*To do:*
Only lines containing the word "rumore" belong in the answer; copy each one from the records.

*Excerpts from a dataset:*
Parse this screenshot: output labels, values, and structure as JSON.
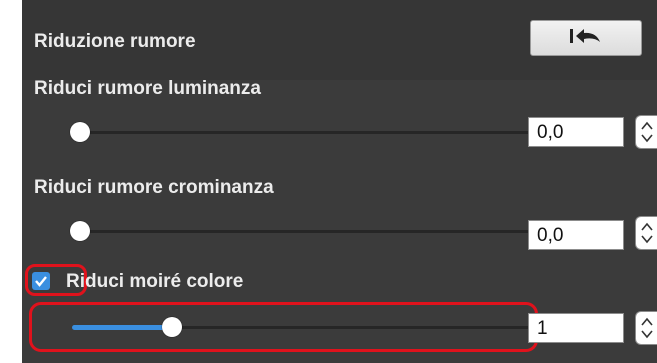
{
  "noise_reduction": {
    "title": "Riduzione rumore",
    "reset_icon": "reset-to-default-icon",
    "luminance": {
      "label": "Riduci rumore luminanza",
      "value": "0,0",
      "slider_fraction": 0.0
    },
    "chrominance": {
      "label": "Riduci rumore crominanza",
      "value": "0,0",
      "slider_fraction": 0.0
    },
    "moire": {
      "label": "Riduci moiré colore",
      "checked": true,
      "value": "1",
      "slider_fraction": 0.22
    }
  },
  "colors": {
    "panel_bg": "#3b3b3b",
    "accent": "#3a8fe0",
    "highlight": "#e0121c"
  }
}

*Answer below:*
    "title": "Riduzione rumore",
      "label": "Riduci rumore luminanza",
      "label": "Riduci rumore crominanza",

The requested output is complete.